## Task to carry out
Work through the records that follow and return each line containing the word "title".

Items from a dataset
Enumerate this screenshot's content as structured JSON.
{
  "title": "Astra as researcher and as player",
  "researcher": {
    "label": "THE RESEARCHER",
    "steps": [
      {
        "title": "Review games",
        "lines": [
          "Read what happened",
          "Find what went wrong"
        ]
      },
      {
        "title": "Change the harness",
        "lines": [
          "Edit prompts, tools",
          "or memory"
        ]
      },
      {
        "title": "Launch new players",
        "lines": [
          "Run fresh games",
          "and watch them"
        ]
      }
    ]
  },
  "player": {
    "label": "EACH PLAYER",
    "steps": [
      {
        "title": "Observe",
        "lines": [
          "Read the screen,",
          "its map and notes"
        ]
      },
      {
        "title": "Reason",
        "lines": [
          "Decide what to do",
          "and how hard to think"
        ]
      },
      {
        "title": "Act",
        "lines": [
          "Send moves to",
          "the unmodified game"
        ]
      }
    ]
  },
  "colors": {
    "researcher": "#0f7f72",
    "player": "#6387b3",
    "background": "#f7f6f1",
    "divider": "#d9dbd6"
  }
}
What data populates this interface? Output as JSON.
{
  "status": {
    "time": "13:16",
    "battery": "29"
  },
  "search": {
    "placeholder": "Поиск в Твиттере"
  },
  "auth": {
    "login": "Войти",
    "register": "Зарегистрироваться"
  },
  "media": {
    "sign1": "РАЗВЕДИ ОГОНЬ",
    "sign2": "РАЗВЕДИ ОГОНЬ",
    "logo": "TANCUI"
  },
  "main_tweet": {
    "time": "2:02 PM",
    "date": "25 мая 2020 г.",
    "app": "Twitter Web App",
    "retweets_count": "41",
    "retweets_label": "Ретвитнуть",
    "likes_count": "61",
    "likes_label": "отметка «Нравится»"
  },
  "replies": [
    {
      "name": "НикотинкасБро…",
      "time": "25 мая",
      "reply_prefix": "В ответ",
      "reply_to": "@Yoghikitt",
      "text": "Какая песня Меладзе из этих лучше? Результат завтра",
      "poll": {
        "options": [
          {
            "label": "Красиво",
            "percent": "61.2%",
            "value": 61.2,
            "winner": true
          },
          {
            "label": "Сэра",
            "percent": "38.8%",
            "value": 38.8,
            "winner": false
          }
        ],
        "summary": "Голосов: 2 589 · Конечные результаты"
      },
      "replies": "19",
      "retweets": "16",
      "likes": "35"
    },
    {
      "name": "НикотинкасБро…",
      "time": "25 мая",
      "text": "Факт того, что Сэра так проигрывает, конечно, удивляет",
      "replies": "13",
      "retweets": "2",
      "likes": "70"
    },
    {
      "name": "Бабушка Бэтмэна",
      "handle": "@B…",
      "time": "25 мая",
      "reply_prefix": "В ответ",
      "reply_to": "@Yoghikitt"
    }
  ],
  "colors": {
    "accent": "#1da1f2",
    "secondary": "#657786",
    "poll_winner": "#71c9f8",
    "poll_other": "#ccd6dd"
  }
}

## Answer to the exercise
  "title": "Astra as researcher and as player",
        "title": "Review games",
        "title": "Change the harness",
        "title": "Launch new players",
        "title": "Observe",
        "title": "Reason",
        "title": "Act",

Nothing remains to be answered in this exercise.